“Eighteen months ago, it was just activists talking about divestment,” says Yonatan Landau, an MBA candidate at the Yale School of Management. “But thought leaders in the investment world talking about divestment is an indicator that the conversation is entering the mainstream.”
Whether divestment has really entered the mainstream, or the definition has evolved to include more nuanced alternatives may be a moot point. On Nov. 14, the Yale School of Management will host the nation’s first low-carbon, institutional investing portfolio case competition. Bob Litterman, former head of risk management for Goldman Sachs, will serve as the lead judge when student teams from 10 of the top U.S. business schools, and one team from Mexico, present road maps for how a fictional university meets that challenge.
Case competitions invite business school students to respond to cases on specific topics, competing to present the best solution to a unique business challenge before a panel of experts. For students, a case competition is an opportunity to practice a pitch he or she might make to a client on behalf of an employer. For business professionals, the competitions serve as a potential source of innovative ideas.
Money managers need new ideas for responding to growing requests to create roadmaps for reducing the carbon intensity of their portfolios, says Logan Yonavjak, a joint MBA/FES student working with Landau to organize the event. According to Arabella Advisors, in the three years since Hampshire College became the first university to divest its fossil fuel holdings, 15 universities and over 167 foundations, municipalities and other institutions representing over $50 billion dollars in combined market capitalization have sold their stakes in fossil-fuel companies. In the process, the idea of “divestment” has evolved from meaning entirely purging one’s portfolio of all fossil-fuel holdings to selectively selling off the worst contributors to climate change, and investing in low-carbon alternatives. So how does a portfolio manager respond when the board of directors of one of his clients instructs him to reduce the carbon intensity of their portfolio?

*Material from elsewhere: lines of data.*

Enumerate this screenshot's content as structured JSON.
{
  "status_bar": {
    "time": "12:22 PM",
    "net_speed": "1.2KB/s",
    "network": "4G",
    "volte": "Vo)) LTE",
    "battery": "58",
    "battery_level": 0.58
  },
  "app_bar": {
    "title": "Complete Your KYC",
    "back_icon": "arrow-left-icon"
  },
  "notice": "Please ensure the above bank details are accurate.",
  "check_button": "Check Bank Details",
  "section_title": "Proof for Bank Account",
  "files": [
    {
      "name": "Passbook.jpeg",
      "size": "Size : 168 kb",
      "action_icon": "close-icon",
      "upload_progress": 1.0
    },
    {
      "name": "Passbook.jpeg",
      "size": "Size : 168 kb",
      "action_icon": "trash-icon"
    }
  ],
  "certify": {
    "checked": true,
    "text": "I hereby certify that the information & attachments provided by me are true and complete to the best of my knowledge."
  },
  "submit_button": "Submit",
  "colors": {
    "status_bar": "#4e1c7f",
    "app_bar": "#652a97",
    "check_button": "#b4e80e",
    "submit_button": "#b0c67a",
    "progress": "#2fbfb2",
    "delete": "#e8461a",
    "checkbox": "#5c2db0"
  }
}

Right now institutional investors have to hire outside help. “These are very nuanced, complicated questions and the asset managers and judges who are participating in the competition tell us they’re paying consultants a range of fees to analyze what should be done,” says Landau.

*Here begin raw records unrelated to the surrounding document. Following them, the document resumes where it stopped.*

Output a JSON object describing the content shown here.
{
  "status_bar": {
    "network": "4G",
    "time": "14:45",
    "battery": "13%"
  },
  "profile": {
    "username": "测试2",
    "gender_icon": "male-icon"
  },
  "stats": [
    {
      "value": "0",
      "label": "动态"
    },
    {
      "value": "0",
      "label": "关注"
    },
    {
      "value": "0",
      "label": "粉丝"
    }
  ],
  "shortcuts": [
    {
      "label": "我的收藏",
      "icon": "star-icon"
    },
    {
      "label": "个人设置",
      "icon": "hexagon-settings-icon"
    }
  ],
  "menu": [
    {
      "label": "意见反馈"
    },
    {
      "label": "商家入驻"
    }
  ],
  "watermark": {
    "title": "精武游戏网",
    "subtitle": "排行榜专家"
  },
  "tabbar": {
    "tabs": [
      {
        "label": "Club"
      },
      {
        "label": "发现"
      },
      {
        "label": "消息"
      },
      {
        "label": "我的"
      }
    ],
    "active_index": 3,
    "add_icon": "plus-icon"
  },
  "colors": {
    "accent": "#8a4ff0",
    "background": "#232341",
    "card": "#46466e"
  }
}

Deciding how to invest when considering climate change is just another form of exposure investors must account for, says Ken Gillingham, an assistant professor of economics with joint appointments at the Yale School of Forestry and Environmental Studies, the School of Management and Yale’s Department of Economics.
Gillingham cites the insurance industry as one that has addressed climate change more than most. “But other than in a hodge-podge fashion,” he says, “energy industries haven’t been systematically taking this risk into consideration.” Many investors are not yet accounting for those risks either, he says, adding, “So, if you’re a forerunner and you’re right, whether it’s on the damage side or on the mitigation side, you can do very well.”
The sponsor of the competition— Commonfund, which specializes in managing the endowments of private universities and non-profit organizations — represents a larger market of socially responsible investment (SRI) that includes “impact investing” in positively impactful social or environmental ventures, “weighted funds” that employ Environmental Social and Governance (ESG) scores, and “screening funds” that prohibit investing in alcohol, tobacco, gambling and arms manufacture. Todd Cort, a lecturer in sustainability at the Yale School of Management, and co-director of the Center for Business and the Environment at Yale (CBEY), which is co-sponsoring the event, says that traditionally, screened funds did not necessarily exclude fossil fuel holdings. Nor should they, necessarily, he adds.
“Not all coal companies are created equal,” says Cort. “And if you’ve got a coal company that’s taking strides to reduce its emissions, versus another that isn’t, you might want to maintain your holdings in order to encourage that behavior.” This is known as shareholder engagement — where shareholders in a company use their equity stake to encourage companies to make more positively impactful decisions. Rapid growth in the number of funds committed to SRI suggests a lot of potential for positive impact. According to U.S. SIF, a non-profit that tracks sustainable investment, the SRI market represented $3.74 trillion dollars in 2012.
Landau suggests that reducing stakes in fossil-fuel holdings is fundamentally different from strategies traditionally employed with weighted funds and screening funds. Because climate change impacts everything, he says, “it’s really systemic risk. You can’t just use traditional investment approaches to diversify your way out of it.”